6300 W. Lincoln Ave.
If you fancy eating a fish fry at a Grateful Dead and classic rock themed bar, Jonny Hammers is your spot. It’s a place where the music plays as loud as the laughter echoes. Folks are friendly, you can meet plenty of regulars at the bar. And, an added bonus, there are pool tables in the side bar that you can use any day of the week (for free).
While we waited for our food, which did take a while, we enjoyed a drink, took in the sight of folks playing pool, and listened to the bar’s flashback-filled playlist, which included the Grateful Dead (of course), The Eagles, and a surprise track from Rick Astley (talk about a Rick Roll!).
It’s a spot with personality and a distinctly friendly vibe. And if the rumors I’ve heard are true, the kitchen puts out better-than-average bar fare (including some seriously tasty-but-incendiary wings). In fact, there were all the indications that this could well be the perfect spot to encounter a true hidden gem of a fish fry.
Jonny Hammers has an impressive list of options for fish fry. Fish options include Mrs. Hammer’s beer-battered cod ($9.95), panko breaded cod ($9.95), walleye ($13.50), lake perch ($13.50), bluegill ($13.50) or deep fried Southern-style catfish ($13.50). Baked cod is also available. Each includes coleslaw, bread and your choice of french fries, potato wedges, hush puppies, potato pancakes or onion rings.
Pro Tip: Jonny Hammers offers fish fry most days of the week, with the exception of Thursday and Saturday nights (when the volume of wings coming out of the kitchen prevents Them from offering both). Friday nights – according to the menu – is "reserved for Mrs. Hammer’s beer battered cod."
The fried perch was tender, not shriveled or dry. It came crisp and lightly breaded. It’s biggest fault, by far, was that the breading wasn’t very well seasoned, so the flavor was floury and bland.
Meanwhile, the beer-battered cod was nicely crisp, with an irregularly textured batter-like coating. Unfortunately, like the perch, it was also under seasoned (especially next to the salty potato pancakes). And that’s a shame, because it had all the potential to be a tasty option, particularly for a non-fish-fry night.
The potato pancakes
Jonny Hammers pancakes (of which you get two) are uniformly shaped with a crisp exterior. They were pretty salty and somewhat greasy. And, despite the fact that they had some onion flavor, in the end, they were not the potato pancakes of my dreams. I'd opt for the hushpuppies, which were tender and slightly sweet.
The old fashioned
The old fashioned (just $4) was pretty as a peach, garnished with fresh cherry and orange and possessing evidence of muddling. But on first taste I found it to be super heavy on both the cherry and soda. I sipped and sipped, but never really detected more than a hint of brandy.
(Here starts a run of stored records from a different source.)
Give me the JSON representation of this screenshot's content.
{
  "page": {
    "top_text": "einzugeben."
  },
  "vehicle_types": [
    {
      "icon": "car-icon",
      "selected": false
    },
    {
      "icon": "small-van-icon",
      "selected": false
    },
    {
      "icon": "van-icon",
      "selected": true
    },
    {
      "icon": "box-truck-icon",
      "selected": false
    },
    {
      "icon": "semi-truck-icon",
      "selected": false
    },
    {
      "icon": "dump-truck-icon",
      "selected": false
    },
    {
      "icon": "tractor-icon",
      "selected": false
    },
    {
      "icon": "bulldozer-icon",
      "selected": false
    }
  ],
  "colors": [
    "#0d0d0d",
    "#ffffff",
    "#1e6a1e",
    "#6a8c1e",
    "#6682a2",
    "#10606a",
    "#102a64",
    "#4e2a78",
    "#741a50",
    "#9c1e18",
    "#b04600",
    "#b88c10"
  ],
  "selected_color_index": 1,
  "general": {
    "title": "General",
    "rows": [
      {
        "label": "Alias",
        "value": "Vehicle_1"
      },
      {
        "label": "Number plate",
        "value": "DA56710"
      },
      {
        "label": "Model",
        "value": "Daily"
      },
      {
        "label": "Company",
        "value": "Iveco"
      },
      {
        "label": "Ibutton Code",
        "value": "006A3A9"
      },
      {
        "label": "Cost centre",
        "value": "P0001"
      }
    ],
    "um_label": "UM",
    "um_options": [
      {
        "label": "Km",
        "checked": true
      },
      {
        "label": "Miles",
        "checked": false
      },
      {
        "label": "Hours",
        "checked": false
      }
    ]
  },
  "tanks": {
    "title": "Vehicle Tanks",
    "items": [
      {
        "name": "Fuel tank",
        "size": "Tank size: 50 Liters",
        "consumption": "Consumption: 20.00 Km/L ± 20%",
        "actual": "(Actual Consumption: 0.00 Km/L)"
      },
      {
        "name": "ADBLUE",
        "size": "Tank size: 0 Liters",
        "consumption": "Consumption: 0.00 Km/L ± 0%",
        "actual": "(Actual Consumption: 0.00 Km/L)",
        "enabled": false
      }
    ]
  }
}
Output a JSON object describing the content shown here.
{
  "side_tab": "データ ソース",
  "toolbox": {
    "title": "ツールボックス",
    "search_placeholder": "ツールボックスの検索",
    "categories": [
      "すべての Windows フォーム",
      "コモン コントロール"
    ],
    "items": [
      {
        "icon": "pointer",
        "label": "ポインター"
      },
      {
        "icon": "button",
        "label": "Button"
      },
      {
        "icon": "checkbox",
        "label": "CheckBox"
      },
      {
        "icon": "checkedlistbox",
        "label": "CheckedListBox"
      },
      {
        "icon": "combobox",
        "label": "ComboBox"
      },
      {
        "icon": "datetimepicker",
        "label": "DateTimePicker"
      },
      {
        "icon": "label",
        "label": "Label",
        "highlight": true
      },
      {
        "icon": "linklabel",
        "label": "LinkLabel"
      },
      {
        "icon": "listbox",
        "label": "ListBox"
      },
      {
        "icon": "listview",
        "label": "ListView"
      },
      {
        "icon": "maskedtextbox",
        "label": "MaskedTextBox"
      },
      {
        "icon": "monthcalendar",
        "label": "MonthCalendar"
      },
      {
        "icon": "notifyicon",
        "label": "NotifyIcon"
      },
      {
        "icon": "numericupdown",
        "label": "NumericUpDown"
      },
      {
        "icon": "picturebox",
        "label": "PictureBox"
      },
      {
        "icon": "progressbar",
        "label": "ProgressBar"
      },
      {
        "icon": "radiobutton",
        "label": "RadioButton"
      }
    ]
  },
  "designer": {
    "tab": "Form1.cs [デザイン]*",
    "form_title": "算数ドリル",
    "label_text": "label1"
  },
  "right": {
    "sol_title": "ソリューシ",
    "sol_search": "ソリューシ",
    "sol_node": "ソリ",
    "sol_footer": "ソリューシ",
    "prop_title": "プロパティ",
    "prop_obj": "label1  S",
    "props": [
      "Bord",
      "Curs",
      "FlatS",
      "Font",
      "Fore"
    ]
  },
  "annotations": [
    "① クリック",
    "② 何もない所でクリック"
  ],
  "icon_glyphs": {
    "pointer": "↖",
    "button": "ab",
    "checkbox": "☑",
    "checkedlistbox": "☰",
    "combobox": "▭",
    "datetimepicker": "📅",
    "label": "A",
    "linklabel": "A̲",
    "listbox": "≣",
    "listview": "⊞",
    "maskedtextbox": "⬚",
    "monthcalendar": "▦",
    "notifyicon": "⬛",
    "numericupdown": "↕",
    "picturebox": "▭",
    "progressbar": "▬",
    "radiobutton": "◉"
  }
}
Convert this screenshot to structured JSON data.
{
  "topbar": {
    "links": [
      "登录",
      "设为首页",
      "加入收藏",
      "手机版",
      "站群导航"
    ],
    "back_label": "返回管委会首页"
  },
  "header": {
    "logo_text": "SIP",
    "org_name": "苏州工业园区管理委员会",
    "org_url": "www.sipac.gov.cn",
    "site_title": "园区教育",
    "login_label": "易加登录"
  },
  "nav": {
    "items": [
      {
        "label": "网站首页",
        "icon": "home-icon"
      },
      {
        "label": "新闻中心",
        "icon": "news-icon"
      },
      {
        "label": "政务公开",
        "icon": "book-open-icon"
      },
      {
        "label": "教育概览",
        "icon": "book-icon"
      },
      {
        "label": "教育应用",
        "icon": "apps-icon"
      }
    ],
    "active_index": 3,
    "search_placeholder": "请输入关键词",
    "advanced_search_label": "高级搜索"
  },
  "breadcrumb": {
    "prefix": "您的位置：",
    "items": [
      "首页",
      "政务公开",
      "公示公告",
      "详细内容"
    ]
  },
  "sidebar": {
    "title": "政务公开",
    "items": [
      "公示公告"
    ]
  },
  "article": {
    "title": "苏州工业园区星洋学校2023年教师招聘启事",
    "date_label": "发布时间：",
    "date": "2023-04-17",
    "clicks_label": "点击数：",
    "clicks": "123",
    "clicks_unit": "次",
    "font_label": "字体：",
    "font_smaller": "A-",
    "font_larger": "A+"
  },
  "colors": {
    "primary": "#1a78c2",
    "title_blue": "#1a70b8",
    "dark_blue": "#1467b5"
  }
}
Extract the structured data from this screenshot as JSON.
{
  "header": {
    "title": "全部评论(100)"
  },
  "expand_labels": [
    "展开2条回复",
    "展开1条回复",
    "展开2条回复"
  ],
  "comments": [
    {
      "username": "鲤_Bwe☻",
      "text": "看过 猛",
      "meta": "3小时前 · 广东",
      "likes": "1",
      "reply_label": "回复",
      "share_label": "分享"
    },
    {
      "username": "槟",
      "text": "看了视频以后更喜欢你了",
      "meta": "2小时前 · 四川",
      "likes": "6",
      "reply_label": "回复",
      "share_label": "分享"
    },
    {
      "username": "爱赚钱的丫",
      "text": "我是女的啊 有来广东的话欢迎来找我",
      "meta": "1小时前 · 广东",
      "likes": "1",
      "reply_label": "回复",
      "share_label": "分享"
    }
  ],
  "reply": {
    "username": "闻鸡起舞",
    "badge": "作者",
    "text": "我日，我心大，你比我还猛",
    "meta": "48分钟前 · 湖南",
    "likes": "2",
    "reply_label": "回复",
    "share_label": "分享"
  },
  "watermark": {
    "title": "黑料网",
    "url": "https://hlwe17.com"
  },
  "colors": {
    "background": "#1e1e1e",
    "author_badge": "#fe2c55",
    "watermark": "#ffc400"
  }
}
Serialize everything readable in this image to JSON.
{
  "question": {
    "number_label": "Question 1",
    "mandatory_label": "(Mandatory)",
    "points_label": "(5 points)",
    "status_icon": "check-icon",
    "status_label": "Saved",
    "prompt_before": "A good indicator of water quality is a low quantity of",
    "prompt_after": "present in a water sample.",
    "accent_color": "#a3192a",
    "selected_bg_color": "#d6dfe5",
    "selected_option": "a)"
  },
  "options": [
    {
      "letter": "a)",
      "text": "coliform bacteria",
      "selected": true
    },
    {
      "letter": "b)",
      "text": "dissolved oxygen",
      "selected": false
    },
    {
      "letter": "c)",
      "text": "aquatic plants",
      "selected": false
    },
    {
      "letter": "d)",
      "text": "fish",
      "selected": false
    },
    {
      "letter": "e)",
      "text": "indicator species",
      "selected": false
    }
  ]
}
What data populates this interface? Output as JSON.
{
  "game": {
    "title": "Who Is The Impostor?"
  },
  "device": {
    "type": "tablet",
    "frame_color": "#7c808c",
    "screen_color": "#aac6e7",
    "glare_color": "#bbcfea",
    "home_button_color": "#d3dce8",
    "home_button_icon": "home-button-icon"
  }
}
Huh.
Got suggestions for our next fish fry? Email email@example.com with your suggestions. Suggested fish fry menus must include lake fish (walleye, perch), potato pancakes and a stellar old fashioned.
Lori is an avid cook whose accrual of condiments and spices is rivaled only by her cookbook collection. Her passion for the culinary industry was birthed while balancing A&W root beer mugs as a teenage carhop, fed by insatiable curiosity and fueled by the people whose stories entwine with each and every dish. She’s had the privilege of chronicling these tales via numerous media, including OnMilwaukee and in her book “Milwaukee Food.” Her work has garnered journalism awards from entities including the Milwaukee Press Club.
When she’s not eating, photographing food, writing or recording the FoodCrush podcast, you’ll find Lori seeking out adventures with her husband Paul, traveling, cooking, reading, learning, snuggling with her cats and looking for ways to make a difference.